If you’re healthy and aged 55 or older then a University of Queensland medical trial might be just the thing for you.
Associate Professor Marcus Meinzer from the UQ Centre for Clinical Research(UQCCR) is trialling a unique, non-invasive technique to prevent mental decline in that age group.
He said the trial involved transcranial direct current stimulation, which used very weak electrical stimulation to influence brain activity.
“We have already used this technique in small groups of older volunteers and the results have been promising,” he said.
“Our group and others have shown that older people who received the stimulation experienced significant benefits, including improvement in their working memory, their ability to name pictures, recall words, and learn and locate objects.”
A larger-scale trial could show that the technique was a viable approach to delay or even reverse age-associated mental decline and dementia.
Professor Meinzer said that in an ageing society, it would become increasingly important to help preserve the mental function of people as they aged.
“Therapies such as this will help our older citizens to remain independent for longer and reduce the burden on our health system that comes from caring for those with significant age-related mental decline,” he said.
The Brisbane-based research will take place at the UQCCR building, adjacent to the Royal Brisbane and Women’s Hospital at Herston.
People interested in participating can contact Garon Perceval at UQCCR: email email@example.com or on 0421 235 651.

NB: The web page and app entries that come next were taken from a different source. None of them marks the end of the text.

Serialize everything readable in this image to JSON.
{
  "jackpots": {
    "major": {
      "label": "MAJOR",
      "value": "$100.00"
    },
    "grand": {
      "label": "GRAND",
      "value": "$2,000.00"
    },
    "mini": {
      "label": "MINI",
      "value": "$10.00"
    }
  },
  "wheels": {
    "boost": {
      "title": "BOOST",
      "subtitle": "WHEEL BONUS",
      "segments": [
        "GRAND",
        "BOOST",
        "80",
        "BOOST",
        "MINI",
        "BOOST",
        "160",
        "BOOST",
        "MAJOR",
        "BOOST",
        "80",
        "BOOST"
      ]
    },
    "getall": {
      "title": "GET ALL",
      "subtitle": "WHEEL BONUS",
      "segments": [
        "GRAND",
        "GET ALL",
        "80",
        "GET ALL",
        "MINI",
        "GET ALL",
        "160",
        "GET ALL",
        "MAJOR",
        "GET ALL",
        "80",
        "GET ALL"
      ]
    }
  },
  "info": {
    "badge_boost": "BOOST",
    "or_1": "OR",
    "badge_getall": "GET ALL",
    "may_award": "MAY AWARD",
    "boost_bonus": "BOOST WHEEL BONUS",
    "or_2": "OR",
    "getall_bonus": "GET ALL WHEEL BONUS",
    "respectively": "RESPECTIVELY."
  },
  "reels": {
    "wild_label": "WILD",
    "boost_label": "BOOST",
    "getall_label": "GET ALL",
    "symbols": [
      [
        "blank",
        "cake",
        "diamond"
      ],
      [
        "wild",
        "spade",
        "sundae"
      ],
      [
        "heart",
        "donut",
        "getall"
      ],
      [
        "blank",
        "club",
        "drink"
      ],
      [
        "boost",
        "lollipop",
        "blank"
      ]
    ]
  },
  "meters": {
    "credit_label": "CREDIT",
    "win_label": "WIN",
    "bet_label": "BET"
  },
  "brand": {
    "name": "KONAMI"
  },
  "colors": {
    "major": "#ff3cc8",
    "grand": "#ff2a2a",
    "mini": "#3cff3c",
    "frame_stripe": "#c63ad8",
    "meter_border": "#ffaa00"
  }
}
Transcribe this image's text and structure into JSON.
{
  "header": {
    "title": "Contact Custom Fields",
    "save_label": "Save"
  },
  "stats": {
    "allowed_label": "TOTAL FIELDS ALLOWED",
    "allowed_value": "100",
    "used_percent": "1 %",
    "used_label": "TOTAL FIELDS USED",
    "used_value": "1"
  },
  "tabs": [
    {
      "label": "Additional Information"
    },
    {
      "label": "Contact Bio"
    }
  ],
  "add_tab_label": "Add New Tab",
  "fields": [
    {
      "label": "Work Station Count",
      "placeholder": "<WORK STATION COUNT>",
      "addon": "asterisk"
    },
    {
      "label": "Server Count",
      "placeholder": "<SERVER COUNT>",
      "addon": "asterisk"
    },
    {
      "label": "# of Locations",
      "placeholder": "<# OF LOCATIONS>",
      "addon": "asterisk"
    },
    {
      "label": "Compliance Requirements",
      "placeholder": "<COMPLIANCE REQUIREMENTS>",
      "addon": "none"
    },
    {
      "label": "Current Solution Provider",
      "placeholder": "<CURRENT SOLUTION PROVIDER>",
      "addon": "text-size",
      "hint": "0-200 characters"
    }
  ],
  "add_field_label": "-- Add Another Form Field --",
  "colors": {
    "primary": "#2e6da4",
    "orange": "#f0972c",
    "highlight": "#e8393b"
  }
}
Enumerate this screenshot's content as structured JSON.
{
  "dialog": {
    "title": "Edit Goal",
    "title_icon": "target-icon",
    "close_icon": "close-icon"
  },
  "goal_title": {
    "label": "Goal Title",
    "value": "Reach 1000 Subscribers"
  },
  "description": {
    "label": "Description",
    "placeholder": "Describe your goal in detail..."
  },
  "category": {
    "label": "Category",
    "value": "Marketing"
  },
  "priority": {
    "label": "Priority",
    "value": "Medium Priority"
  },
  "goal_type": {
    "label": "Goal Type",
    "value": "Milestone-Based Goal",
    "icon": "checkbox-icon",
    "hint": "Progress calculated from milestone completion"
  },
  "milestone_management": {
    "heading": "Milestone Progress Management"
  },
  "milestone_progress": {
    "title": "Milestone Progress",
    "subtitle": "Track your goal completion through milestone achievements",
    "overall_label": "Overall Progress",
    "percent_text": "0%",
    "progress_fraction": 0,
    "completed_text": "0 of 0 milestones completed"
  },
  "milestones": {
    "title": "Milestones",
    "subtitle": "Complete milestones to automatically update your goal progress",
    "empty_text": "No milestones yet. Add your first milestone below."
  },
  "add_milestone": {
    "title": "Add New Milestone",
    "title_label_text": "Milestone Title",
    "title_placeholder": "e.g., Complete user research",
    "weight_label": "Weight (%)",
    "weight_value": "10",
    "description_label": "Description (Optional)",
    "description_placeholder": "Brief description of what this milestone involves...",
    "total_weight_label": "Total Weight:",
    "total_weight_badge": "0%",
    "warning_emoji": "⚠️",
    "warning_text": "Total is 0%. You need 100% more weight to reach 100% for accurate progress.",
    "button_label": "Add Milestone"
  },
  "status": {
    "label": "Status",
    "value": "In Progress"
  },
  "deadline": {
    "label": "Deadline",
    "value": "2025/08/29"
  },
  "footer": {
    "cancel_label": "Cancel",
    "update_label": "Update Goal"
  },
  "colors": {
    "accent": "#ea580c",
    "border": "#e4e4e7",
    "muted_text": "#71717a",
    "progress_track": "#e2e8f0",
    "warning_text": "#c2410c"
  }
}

Media: Kate Sullivan, Marketing Communications Officer, The University of Queensland Centre for Clinical Research, 07 3346 6041, firstname.lastname@example.org, www.uqccr.uq.edu.au